The way banks charge merchants “swipe fees” to process debit and credit card purchases – the arrangement the banks are defending – uniquely undermines the central tenets of our economic system.


Because the banks all agree to charge exactly the same fee schedules Visa and MasterCard have fixed on their behalf.

That, of course, kills competition, the central tenet of capitalism.

That's why the Durbin Amendment’s reform of the debit card fees banks like to complain about were written -- to incentivize price competition where it does not exist.

Those reforms limited the fees that can be centrally fixed so that banks would set their own prices. The fact the banks failed to do so is a failure of the Federal Reserve, which was charged with making rules under the new law, and which did not understand the pro-competitive reasons Congress passed it. If the Fed had limited the old centralized price-fixing more, as the law envisioned, then banks would have more incentive to reject price-fixing and compete fairly.

Here’s a little background: Debit cards were created to make things cheaper and easier for banks, after all. They created the cards so that they would need fewer tellers and fewer branches. And it was much cheaper for banks than handling checks (for which banks haven’t been allowed to charge the equivalent of swipe fees for nearly 100 years).  In fact, debit cards are such money-savers for banks that at first some banks paid merchants to accept debit cards.  And banks still pay ATM owners for doing the same thing merchants do – taking their customers’ debit cards.

Then Visa decided to start charging merchants for accepting debit cards. Through central price-fixing, Visa and MasterCard turned what had been merely a money-saver into a big money-maker for banks.

Now at least under the six-month old Durbin Amendment, there are some limits. But banks don’t like being nudged to compete and have decided to attack the businesses that do – merchants – by claiming retailers are hoarding their savings on debit cards and not passing them along to consumers.


Retail is one of the most price-competitive parts of the U.S. economy.  And contrary to what the banks claim, merchants, as usual, are aggressively cutting prices. After all, they have to pass along savings to survive. Target, Kohl’s and JC Penny, for example, all cut prices during the holidays, according to The New York Times. Merchants were “aggressively discounting,” during that period according to Bloomberg.
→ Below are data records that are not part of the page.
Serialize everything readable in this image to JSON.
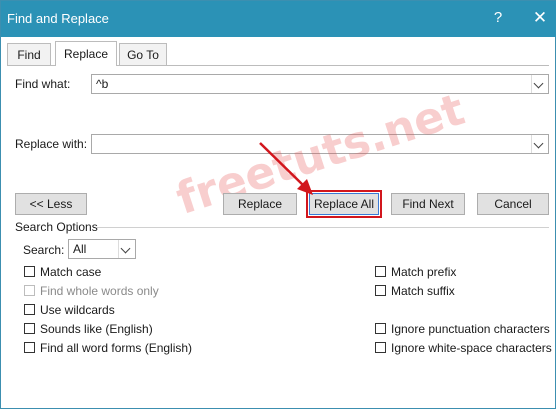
{
  "window": {
    "title": "Find and Replace",
    "help": "?",
    "close": "✕"
  },
  "tabs": [
    {
      "label": "Find",
      "active": false
    },
    {
      "label": "Replace",
      "active": true
    },
    {
      "label": "Go To",
      "active": false
    }
  ],
  "find": {
    "label": "Find what:",
    "value": "^b"
  },
  "replace": {
    "label": "Replace with:",
    "value": ""
  },
  "buttons": {
    "less": "<< Less",
    "replace": "Replace",
    "replace_all": "Replace All",
    "find_next": "Find Next",
    "cancel": "Cancel"
  },
  "search_options": {
    "heading": "Search Options",
    "search_label": "Search:",
    "search_value": "All",
    "left": [
      {
        "label": "Match case",
        "checked": false,
        "enabled": true
      },
      {
        "label": "Find whole words only",
        "checked": false,
        "enabled": false
      },
      {
        "label": "Use wildcards",
        "checked": false,
        "enabled": true
      },
      {
        "label": "Sounds like (English)",
        "checked": false,
        "enabled": true
      },
      {
        "label": "Find all word forms (English)",
        "checked": false,
        "enabled": true
      }
    ],
    "right": [
      {
        "label": "Match prefix",
        "checked": false,
        "enabled": true
      },
      {
        "label": "Match suffix",
        "checked": false,
        "enabled": true
      },
      {
        "label": "Ignore punctuation characters",
        "checked": false,
        "enabled": true
      },
      {
        "label": "Ignore white-space characters",
        "checked": false,
        "enabled": true
      }
    ]
  },
  "watermark": "freetuts.net",
  "colors": {
    "titlebar": "#2b92b6",
    "highlight": "#d2161d"
  }
}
And Best Buy said its earnings fell late last year due to discounting.

The only reason the banks don’t understand that lower costs to retailers mean lower prices for consumers is that they’ve relied on price-fixing so long they’ve forgotten everything they learned in Economics 101.

The banks’ crocodile tears about coffee shops and other small businesses paying higher debit card fees for small purchases under the Durbin Amendment is laughable.  It merely proves that the Fed mishandled the law Congress gave it by letting banks raise the swipe fees on small purchases.
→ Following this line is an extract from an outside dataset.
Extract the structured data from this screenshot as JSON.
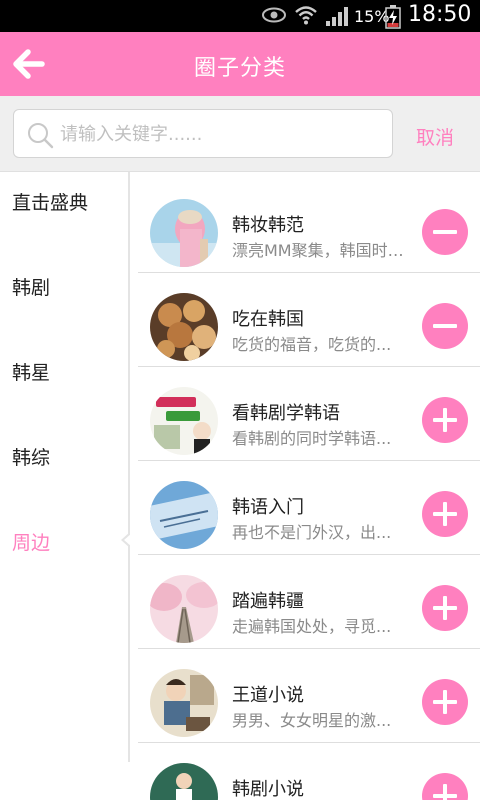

Other businesses compete and drive prices down – only Visa and MasterCard compete to drive prices up to keep their bank members happy. It’s the reason swipe fees only ever go up, year after year.

To see the anomalies of the swipe fee business clearly, all you have to do is look at the price of gas. The National Association of Convenience Stores put out a study recently that found the banks are making more money from selling gas than the gas stations themselves.

Convenience stores paid more than $11 billion in debit and credit card fees last year, a jump of almost 25 percent and an amount almost 90 percent greater than their profits. The study found cards can add as much as a dime to the cost of a gallon of gas, a significant amount for consumers in a weak economy.

Swipe fees are growing more than twice as fast as the price of gas. Between 2004 and 2011, gas prices rose 80 percent. Card fees rose 180 percent.  That’s not a sign of a functioning market with price competition, it’s a result of centrally fixed prices and a refusal to compete.

Merchants like a truly free market. Now, with debit-card reform, they’re a little closer.

The next step, of course, is to shed some light on credit cards, whose fees in the United States are still centrally fixed -- in secret -- and for that reason, are the highest in the industrialized world.

Douglas Kantor is general counsel for the Merchants Payments Coalition, a group formed by the largest retail trade associations to fight exorbitant “swipe” fees (aka fees that banks charge merchants for processing credit card transactions).